Supplies of fresh vegetables
The simulators have been designed to be as realistic as possible. The main part of the isolation facility is made up of three modules: a living space in which each crew member has a 3 sq m bedroom – except for the mission commander, who has 4.5 sq m – a kitchen, a games room and a control centre which would have been the envy of Captain Kirk and Mr Spock on the USS Enterprise. A 250 sq m module is used for storing food and water and includes two greenhouses for producing fresh vegetables and a gym to counter the effects of the lack of mobility resulting from the crew’s enforced confinement.

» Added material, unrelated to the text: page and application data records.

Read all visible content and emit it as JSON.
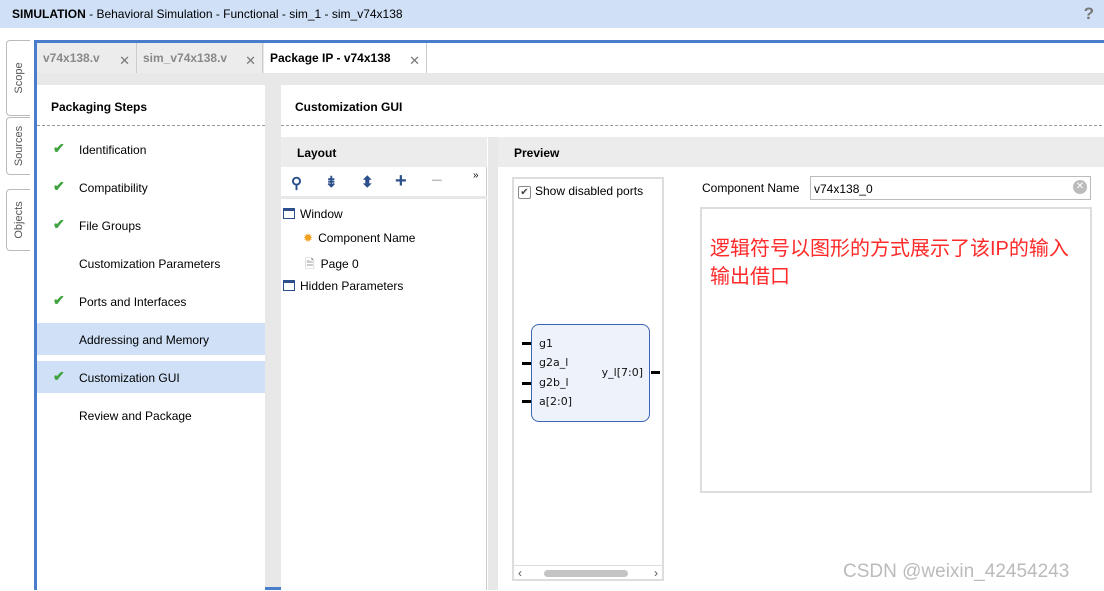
{
  "titlebar": {
    "mode": "SIMULATION",
    "rest": " - Behavioral Simulation - Functional - sim_1 - sim_v74x138",
    "help": "?"
  },
  "side_tabs": [
    "Scope",
    "Sources",
    "Objects"
  ],
  "tabs": [
    {
      "label": "v74x138.v"
    },
    {
      "label": "sim_v74x138.v"
    },
    {
      "label": "Package IP - v74x138"
    }
  ],
  "packaging": {
    "title": "Packaging Steps",
    "steps": [
      {
        "label": "Identification",
        "done": true
      },
      {
        "label": "Compatibility",
        "done": true
      },
      {
        "label": "File Groups",
        "done": true
      },
      {
        "label": "Customization Parameters",
        "done": false
      },
      {
        "label": "Ports and Interfaces",
        "done": true
      },
      {
        "label": "Addressing and Memory",
        "done": false
      },
      {
        "label": "Customization GUI",
        "done": true
      },
      {
        "label": "Review and Package",
        "done": false
      }
    ]
  },
  "gui": {
    "title": "Customization GUI",
    "layout": {
      "title": "Layout",
      "tree": [
        "Window",
        "Component Name",
        "Page 0",
        "Hidden Parameters"
      ]
    },
    "preview": {
      "title": "Preview",
      "show_disabled": "Show disabled ports",
      "component_label": "Component Name",
      "component_value": "v74x138_0",
      "inputs": [
        "g1",
        "g2a_l",
        "g2b_l",
        "a[2:0]"
      ],
      "output": "y_l[7:0]"
    }
  },
  "annotation": "逻辑符号以图形的方式展示了该IP的输入输出借口",
  "watermark": "CSDN @weixin_42454243",
  "colors": {
    "accent": "#4a7ccc",
    "selection": "#cfe0f7",
    "check": "#3fa33f",
    "annotation": "#ff2a2a"
  }
}
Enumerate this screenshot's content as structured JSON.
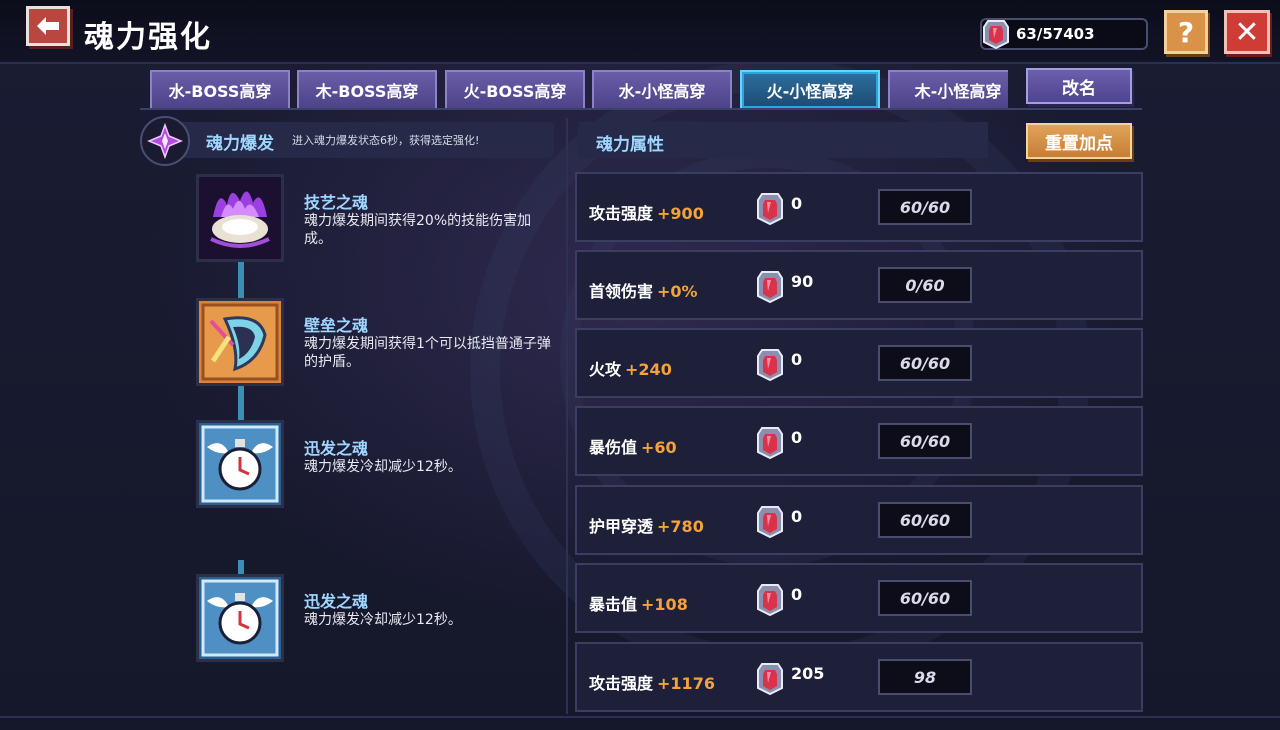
{
  "header": {
    "title": "魂力强化",
    "currency": "63/57403",
    "help_label": "?",
    "close_label": "✕"
  },
  "tabs": [
    {
      "label": "水-BOSS高穿"
    },
    {
      "label": "木-BOSS高穿"
    },
    {
      "label": "火-BOSS高穿"
    },
    {
      "label": "水-小怪高穿"
    },
    {
      "label": "火-小怪高穿",
      "active": true
    },
    {
      "label": "木-小怪高穿"
    }
  ],
  "buttons": {
    "rename": "改名",
    "reset": "重置加点"
  },
  "burst": {
    "title": "魂力爆发",
    "description": "进入魂力爆发状态6秒，获得选定强化!"
  },
  "souls": [
    {
      "name": "技艺之魂",
      "description": "魂力爆发期间获得20%的技能伤害加成。",
      "icon": "purple-flame-shell-icon"
    },
    {
      "name": "壁垒之魂",
      "description": "魂力爆发期间获得1个可以抵挡普通子弹的护盾。",
      "icon": "shield-icon"
    },
    {
      "name": "迅发之魂",
      "description": "魂力爆发冷却减少12秒。",
      "icon": "winged-stopwatch-icon"
    },
    {
      "name": "迅发之魂",
      "description": "魂力爆发冷却减少12秒。",
      "icon": "winged-stopwatch-icon"
    }
  ],
  "attributes": {
    "title": "魂力属性",
    "rows": [
      {
        "label": "攻击强度",
        "bonus": "+900",
        "cost": "0",
        "level": "60/60"
      },
      {
        "label": "首领伤害",
        "bonus": "+0%",
        "cost": "90",
        "level": "0/60"
      },
      {
        "label": "火攻",
        "bonus": "+240",
        "cost": "0",
        "level": "60/60"
      },
      {
        "label": "暴伤值",
        "bonus": "+60",
        "cost": "0",
        "level": "60/60"
      },
      {
        "label": "护甲穿透",
        "bonus": "+780",
        "cost": "0",
        "level": "60/60"
      },
      {
        "label": "暴击值",
        "bonus": "+108",
        "cost": "0",
        "level": "60/60"
      },
      {
        "label": "攻击强度",
        "bonus": "+1176",
        "cost": "205",
        "level": "98"
      }
    ]
  },
  "colors": {
    "accent_blue": "#9fd6ff",
    "bonus_orange": "#f5a23a",
    "active_tab": "#2e6f9e"
  }
}
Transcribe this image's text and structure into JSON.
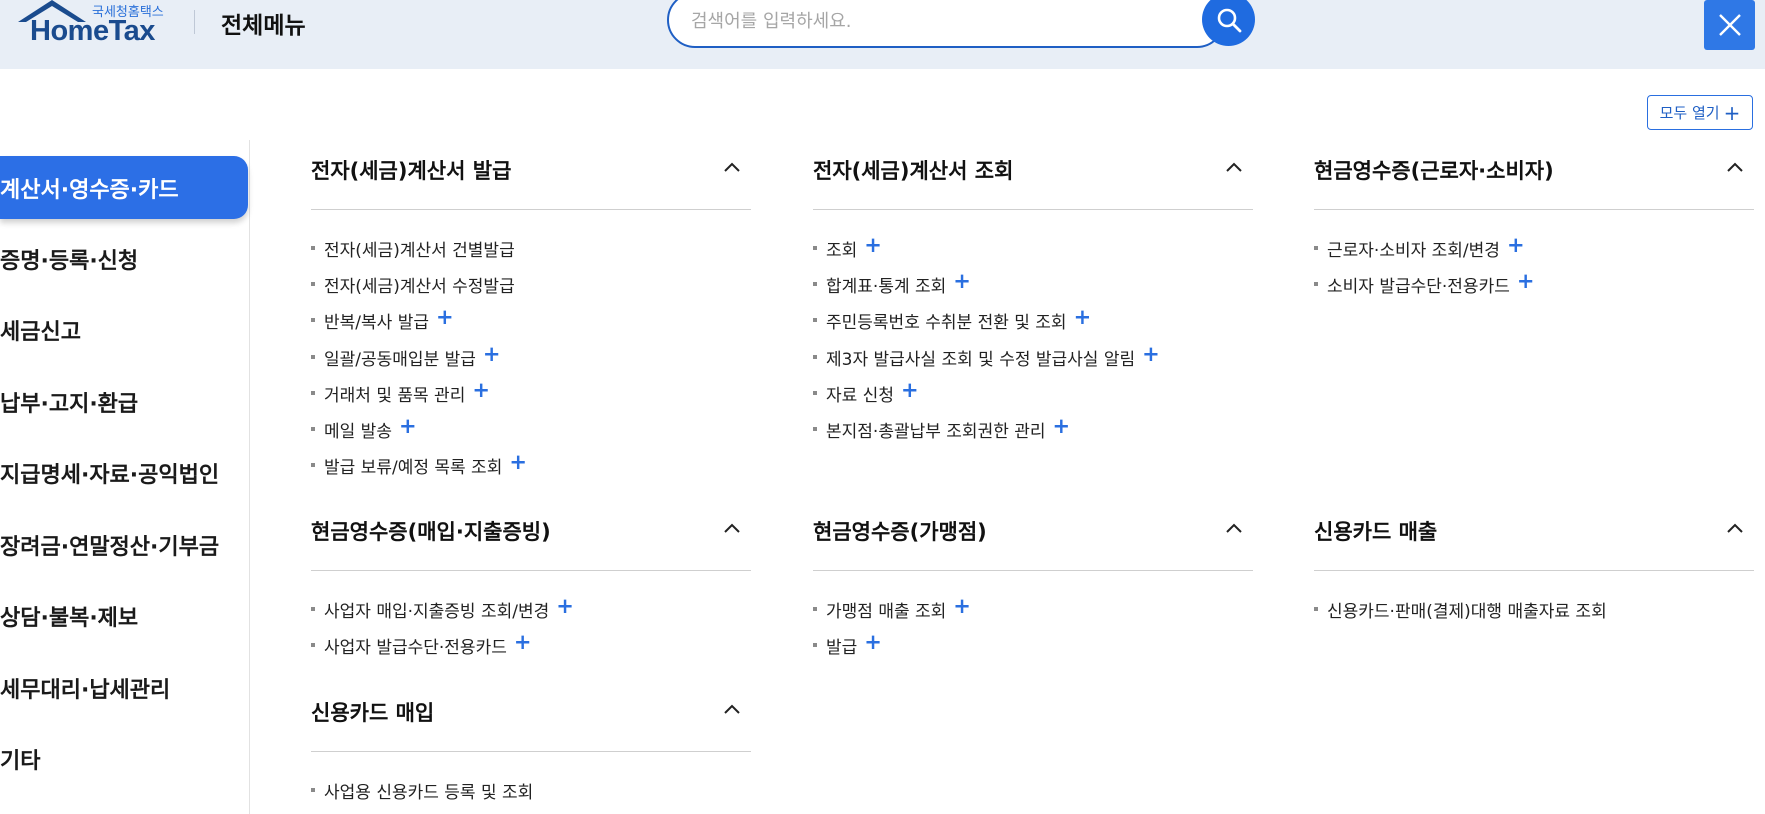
{
  "header": {
    "logo_sub": "국세청홈택스",
    "logo_main": "HomeTax",
    "title": "전체메뉴",
    "search_placeholder": "검색어를 입력하세요.",
    "search_icon": "search-icon",
    "close_icon": "close-icon"
  },
  "expand_all_label": "모두 열기",
  "sidebar": {
    "items": [
      {
        "label": "계산서·영수증·카드",
        "active": true
      },
      {
        "label": "증명·등록·신청",
        "active": false
      },
      {
        "label": "세금신고",
        "active": false
      },
      {
        "label": "납부·고지·환급",
        "active": false
      },
      {
        "label": "지급명세·자료·공익법인",
        "active": false
      },
      {
        "label": "장려금·연말정산·기부금",
        "active": false
      },
      {
        "label": "상담·불복·제보",
        "active": false
      },
      {
        "label": "세무대리·납세관리",
        "active": false
      },
      {
        "label": "기타",
        "active": false
      }
    ]
  },
  "sections": [
    {
      "title": "전자(세금)계산서 발급",
      "items": [
        {
          "label": "전자(세금)계산서 건별발급",
          "plus": false
        },
        {
          "label": "전자(세금)계산서 수정발급",
          "plus": false
        },
        {
          "label": "반복/복사 발급",
          "plus": true
        },
        {
          "label": "일괄/공동매입분 발급",
          "plus": true
        },
        {
          "label": "거래처 및 품목 관리",
          "plus": true
        },
        {
          "label": "메일 발송",
          "plus": true
        },
        {
          "label": "발급 보류/예정 목록 조회",
          "plus": true
        }
      ]
    },
    {
      "title": "전자(세금)계산서 조회",
      "items": [
        {
          "label": "조회",
          "plus": true
        },
        {
          "label": "합계표·통계 조회",
          "plus": true
        },
        {
          "label": "주민등록번호 수취분 전환 및 조회",
          "plus": true
        },
        {
          "label": "제3자 발급사실 조회 및 수정 발급사실 알림",
          "plus": true
        },
        {
          "label": "자료 신청",
          "plus": true
        },
        {
          "label": "본지점·총괄납부 조회권한 관리",
          "plus": true
        }
      ]
    },
    {
      "title": "현금영수증(근로자·소비자)",
      "items": [
        {
          "label": "근로자·소비자 조회/변경",
          "plus": true
        },
        {
          "label": "소비자 발급수단·전용카드",
          "plus": true
        }
      ]
    },
    {
      "title": "현금영수증(매입·지출증빙)",
      "items": [
        {
          "label": "사업자 매입·지출증빙 조회/변경",
          "plus": true
        },
        {
          "label": "사업자 발급수단·전용카드",
          "plus": true
        }
      ]
    },
    {
      "title": "현금영수증(가맹점)",
      "items": [
        {
          "label": "가맹점 매출 조회",
          "plus": true
        },
        {
          "label": "발급",
          "plus": true
        }
      ]
    },
    {
      "title": "신용카드 매출",
      "items": [
        {
          "label": "신용카드·판매(결제)대행 매출자료 조회",
          "plus": false
        }
      ]
    },
    {
      "title": "신용카드 매입",
      "items": [
        {
          "label": "사업용 신용카드 등록 및 조회",
          "plus": false
        }
      ]
    }
  ],
  "colors": {
    "accent": "#2c6fe6",
    "header_bg": "#e8eef6",
    "brand_navy": "#1a4b8e"
  }
}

Another module is reserved for medical experiments. And finally, to recreate “life on Mars”, there is a 20 sq m module which opens out into an area of 100 sq m which simulates the Martian environment (-60°, no oxygen and a landscape of dunes), which was home to three of the crew members for a month in early February.
Once they had gathered up a collection of sand and rocks put there for the purpose, the “Marsonauts” took advantage of an unexpected comfort: two armchairs, ready and waiting for them at the far end of the landscape, to help take the weight of their space suits, which would be easier to bear on Mars, where gravity is a third that of the Earth!
Romain Charles was not one of the lucky crew members to take part in that simulation. As one of the team of three tasked with maintaining the main module and ensuring it continued to function correctly, he remained in virtual orbit, concentrating on his vital mission of ensuring a safe “return” under optimal conditions. Our representative in this dream of a Martian conquest nevertheless has high hopes of being selected for a real mission one day. “I wouldn’t hesitate for a moment,” he admits.
Everyone on board gets along pretty well. Although there have been a few disagreements, none has led to real argument, proving that the psychological tests preceding the selection of applicants were rigorously carried out. The enthusiasm the experiment has generated outside the scientific community comes as no surprise to Romain Charles, the reluctant star of this episode of a “space reality show” from which no-one is sent home in a blaze of publicity. The Mars 500 website has been deluged with questions. Ever-conscious of getting the details right, the organisers have even introduced a 20-minute delay to reflect the time it would actually take for a message to travel from Earth to Mars. And the same again for the response.
A Socratic adventure
The Mars 500 pioneers continue to accept their isolation patiently until their return to sunshine and fresh air in early November 2011. There is no shortage of work to do, and their leisure time is split between sport, reading and films to keep the atmosphere realistic. One of the movies on board is Stanley Kubrick’s 2001, A Space Odyssey, which Romain Charles had not previously seen in the light of his own experience: “When we watch this kind of film,” he writes in his on-board diary, “we are much more aware of every detail. I really sympathised with the solitude and monotony that the main characters were experiencing!” An internal adventure with Socratic overtones – “Know yourself” – involves s a journey in itself.
Will we go to Mars one day?
The Europeans and Americans are working on it. An initial timetable has been announced, with the setting up of embryonic living facilities scheduled to begin in 2028, ready to welcome their first human crew around 2031. Will the economic and financial crisis mark the end of this grandiose dream? CBS News recently published an opinion poll suggesting that 51% of people in the United States supported the plans (up three points compared with 2004 but down seven points on 1999). Champions of the project believe that the sample selected (994 respondents) makes this result unreliable.
Bruno Le Marcis
© European Space Agency